■ INSTRUCTIONS TO FOLLOW: Check each line of the data for the string "JSON". Report how many have it, and give nothing else.

[Dataset records]
=== Section Start ===
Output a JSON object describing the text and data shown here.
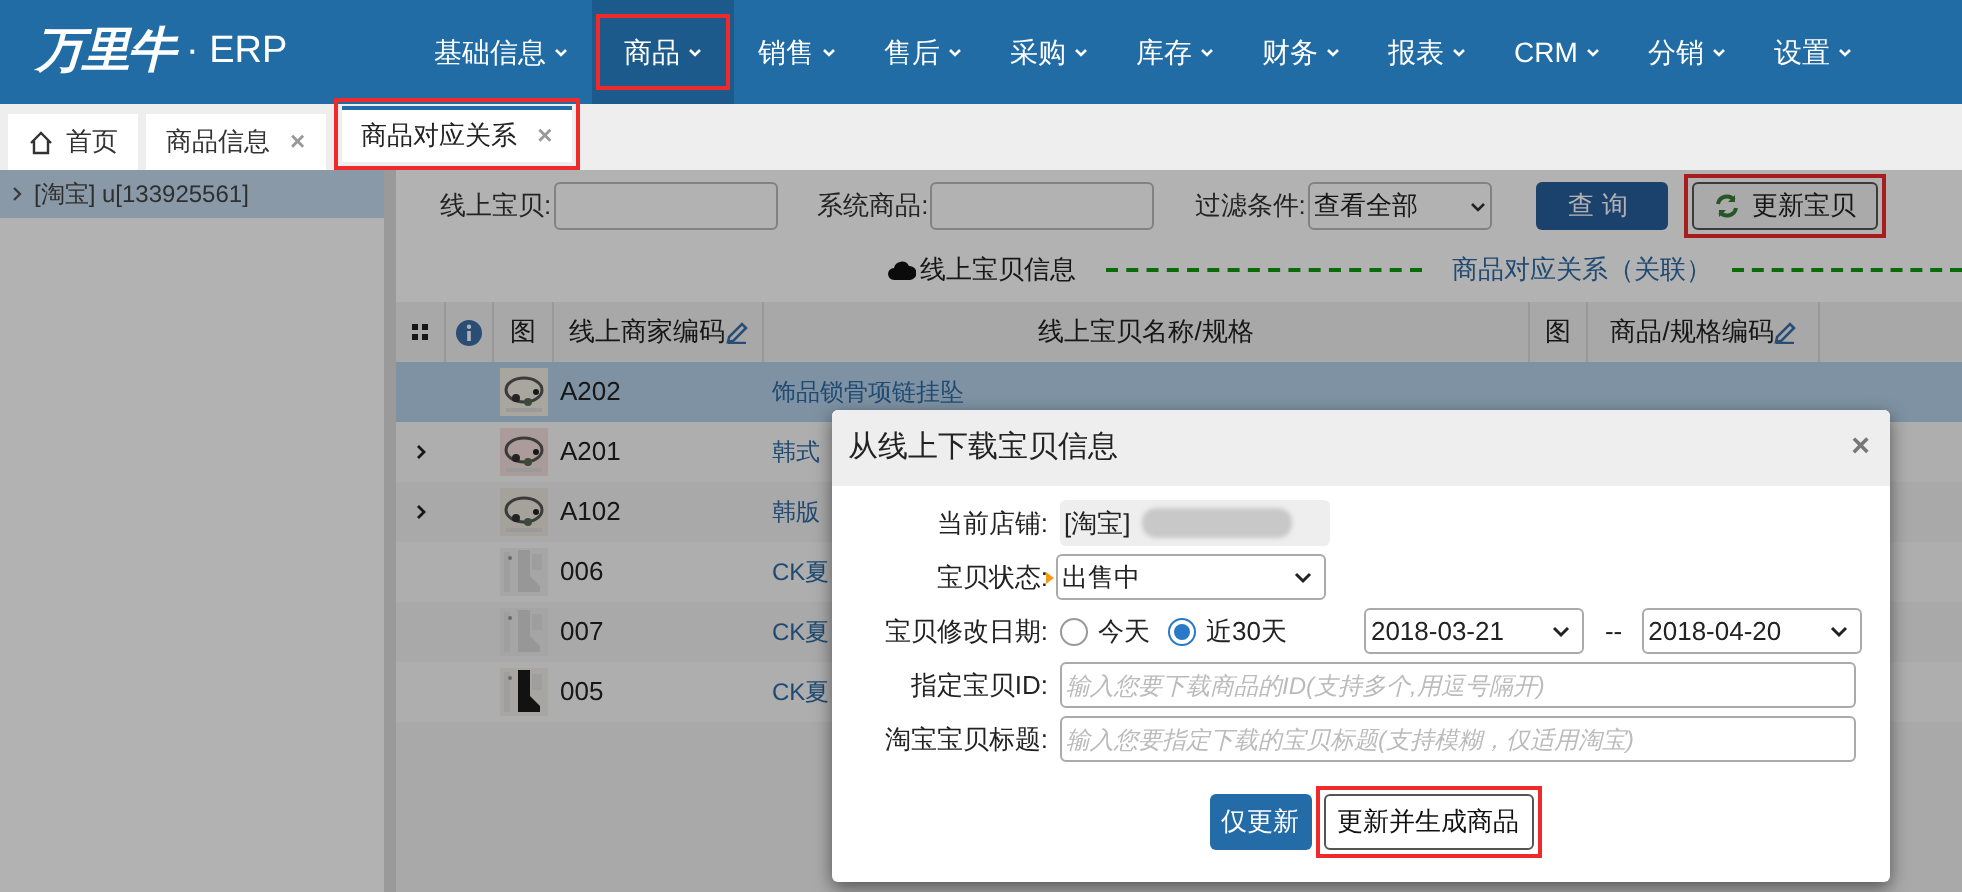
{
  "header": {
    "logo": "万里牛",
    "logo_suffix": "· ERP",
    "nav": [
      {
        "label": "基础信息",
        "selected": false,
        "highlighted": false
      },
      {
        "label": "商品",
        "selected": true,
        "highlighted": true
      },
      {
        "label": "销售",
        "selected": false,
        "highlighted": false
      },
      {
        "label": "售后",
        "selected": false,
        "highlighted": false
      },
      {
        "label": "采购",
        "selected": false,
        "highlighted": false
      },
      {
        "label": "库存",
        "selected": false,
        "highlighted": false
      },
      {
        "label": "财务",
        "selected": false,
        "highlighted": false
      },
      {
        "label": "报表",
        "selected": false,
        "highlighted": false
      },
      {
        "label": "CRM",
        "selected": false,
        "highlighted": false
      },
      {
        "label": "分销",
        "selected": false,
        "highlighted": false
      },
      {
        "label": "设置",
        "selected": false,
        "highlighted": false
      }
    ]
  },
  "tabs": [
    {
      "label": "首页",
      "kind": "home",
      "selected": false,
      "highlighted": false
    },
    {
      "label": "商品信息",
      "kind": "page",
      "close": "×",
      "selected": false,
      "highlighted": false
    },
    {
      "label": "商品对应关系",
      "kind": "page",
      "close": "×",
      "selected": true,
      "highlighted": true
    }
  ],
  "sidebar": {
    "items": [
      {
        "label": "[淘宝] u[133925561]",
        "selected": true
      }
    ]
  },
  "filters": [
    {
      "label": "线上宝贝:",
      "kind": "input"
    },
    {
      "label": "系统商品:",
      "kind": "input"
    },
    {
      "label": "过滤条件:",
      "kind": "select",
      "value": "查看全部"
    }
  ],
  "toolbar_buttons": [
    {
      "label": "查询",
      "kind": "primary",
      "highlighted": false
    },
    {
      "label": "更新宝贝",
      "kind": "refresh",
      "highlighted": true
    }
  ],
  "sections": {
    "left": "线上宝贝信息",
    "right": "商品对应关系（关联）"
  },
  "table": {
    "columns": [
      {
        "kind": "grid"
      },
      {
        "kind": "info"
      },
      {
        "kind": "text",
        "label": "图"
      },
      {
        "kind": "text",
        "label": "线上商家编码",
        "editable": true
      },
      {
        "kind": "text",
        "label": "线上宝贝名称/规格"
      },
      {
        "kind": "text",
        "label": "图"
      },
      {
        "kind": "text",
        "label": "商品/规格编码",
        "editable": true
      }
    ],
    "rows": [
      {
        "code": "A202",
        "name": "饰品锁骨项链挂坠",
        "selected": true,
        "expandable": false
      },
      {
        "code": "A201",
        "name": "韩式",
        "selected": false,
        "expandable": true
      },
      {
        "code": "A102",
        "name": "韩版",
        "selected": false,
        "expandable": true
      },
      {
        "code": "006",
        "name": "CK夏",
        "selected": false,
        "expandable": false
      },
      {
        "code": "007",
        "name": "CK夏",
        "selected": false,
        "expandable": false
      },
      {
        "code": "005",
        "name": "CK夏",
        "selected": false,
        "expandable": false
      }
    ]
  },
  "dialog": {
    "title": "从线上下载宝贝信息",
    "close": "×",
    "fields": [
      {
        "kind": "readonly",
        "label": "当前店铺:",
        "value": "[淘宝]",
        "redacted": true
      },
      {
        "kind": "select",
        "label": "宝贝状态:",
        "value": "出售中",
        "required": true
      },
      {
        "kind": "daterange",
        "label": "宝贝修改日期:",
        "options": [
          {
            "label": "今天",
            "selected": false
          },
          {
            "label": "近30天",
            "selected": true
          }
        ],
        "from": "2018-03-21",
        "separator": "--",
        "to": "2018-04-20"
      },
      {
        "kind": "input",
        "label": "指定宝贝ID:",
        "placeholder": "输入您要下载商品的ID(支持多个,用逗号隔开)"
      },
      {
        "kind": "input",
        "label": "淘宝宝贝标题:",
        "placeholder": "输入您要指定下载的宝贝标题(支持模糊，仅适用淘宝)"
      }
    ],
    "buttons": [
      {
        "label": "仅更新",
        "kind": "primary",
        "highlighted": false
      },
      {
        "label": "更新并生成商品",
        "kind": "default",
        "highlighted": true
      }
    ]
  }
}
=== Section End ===
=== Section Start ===
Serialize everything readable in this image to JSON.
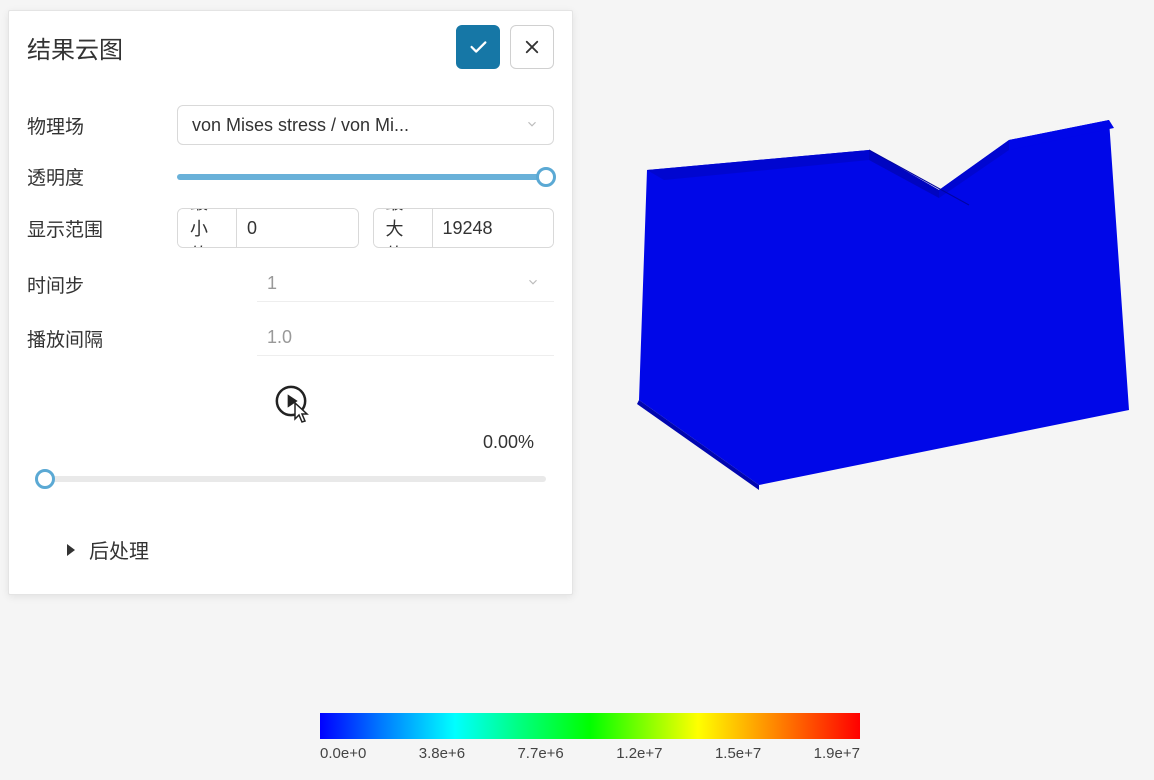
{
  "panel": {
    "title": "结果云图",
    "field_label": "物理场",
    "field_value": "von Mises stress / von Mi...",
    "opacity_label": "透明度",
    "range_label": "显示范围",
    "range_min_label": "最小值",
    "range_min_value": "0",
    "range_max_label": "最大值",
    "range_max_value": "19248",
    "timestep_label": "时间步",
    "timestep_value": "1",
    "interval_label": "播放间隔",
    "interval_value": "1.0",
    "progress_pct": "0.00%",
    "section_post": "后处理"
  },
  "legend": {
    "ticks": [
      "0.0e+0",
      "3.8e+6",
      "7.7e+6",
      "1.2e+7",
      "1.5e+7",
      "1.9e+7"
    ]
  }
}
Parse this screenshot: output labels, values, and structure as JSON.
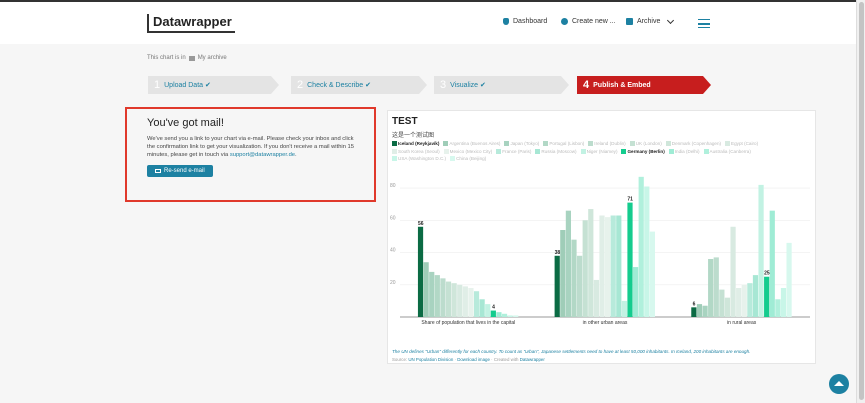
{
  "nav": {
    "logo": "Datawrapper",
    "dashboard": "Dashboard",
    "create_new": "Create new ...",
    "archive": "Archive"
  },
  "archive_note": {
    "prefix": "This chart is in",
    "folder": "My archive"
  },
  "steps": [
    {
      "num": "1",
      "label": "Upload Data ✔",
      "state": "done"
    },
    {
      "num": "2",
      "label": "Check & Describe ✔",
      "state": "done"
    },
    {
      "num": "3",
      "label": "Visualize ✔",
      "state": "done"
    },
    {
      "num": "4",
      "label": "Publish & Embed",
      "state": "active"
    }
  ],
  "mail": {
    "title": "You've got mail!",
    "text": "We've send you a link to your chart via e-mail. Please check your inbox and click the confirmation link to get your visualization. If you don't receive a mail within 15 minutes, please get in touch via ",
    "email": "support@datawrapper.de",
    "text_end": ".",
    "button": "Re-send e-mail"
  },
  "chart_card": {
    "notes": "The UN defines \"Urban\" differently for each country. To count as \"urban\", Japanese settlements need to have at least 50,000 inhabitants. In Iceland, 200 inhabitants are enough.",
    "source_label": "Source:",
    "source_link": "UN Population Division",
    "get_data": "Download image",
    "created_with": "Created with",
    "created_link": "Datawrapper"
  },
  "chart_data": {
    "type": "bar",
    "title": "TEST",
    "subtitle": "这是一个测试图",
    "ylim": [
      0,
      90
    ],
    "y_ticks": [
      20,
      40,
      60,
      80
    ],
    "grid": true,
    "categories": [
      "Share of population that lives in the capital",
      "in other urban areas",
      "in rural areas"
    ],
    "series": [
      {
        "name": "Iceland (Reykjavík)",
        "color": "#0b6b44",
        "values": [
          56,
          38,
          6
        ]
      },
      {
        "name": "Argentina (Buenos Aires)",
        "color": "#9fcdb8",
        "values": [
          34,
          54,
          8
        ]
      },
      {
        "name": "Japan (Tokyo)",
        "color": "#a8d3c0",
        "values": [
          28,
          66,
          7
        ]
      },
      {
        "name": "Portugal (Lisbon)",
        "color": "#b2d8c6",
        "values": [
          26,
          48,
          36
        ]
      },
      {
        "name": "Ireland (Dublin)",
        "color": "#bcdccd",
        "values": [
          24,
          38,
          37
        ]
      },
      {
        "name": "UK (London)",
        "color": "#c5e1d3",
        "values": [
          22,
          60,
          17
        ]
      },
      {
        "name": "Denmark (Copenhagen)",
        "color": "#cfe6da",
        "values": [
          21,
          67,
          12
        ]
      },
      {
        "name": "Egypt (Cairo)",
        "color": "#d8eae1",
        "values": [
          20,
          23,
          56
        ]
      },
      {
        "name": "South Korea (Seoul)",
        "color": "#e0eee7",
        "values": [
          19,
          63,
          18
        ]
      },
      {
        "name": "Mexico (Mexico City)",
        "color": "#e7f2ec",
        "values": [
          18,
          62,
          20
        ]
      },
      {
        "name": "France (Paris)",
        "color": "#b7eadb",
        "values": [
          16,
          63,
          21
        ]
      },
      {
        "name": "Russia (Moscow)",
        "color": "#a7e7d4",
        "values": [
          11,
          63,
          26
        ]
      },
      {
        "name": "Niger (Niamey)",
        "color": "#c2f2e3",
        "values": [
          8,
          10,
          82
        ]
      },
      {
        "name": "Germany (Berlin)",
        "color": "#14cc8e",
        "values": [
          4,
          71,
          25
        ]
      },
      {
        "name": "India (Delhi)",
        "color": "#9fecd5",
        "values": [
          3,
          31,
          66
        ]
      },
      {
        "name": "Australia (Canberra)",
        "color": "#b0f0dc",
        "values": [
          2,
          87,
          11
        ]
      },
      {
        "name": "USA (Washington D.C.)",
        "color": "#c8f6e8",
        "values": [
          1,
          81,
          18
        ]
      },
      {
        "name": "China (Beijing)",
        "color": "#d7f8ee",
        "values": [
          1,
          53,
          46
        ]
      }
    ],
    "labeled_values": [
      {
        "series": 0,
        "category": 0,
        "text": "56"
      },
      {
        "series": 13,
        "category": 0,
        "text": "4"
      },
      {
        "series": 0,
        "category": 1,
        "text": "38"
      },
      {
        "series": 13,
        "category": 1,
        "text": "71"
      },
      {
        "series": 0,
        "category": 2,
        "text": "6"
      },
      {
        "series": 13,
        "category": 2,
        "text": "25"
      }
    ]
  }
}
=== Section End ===
■ ANSWER SECTION: 3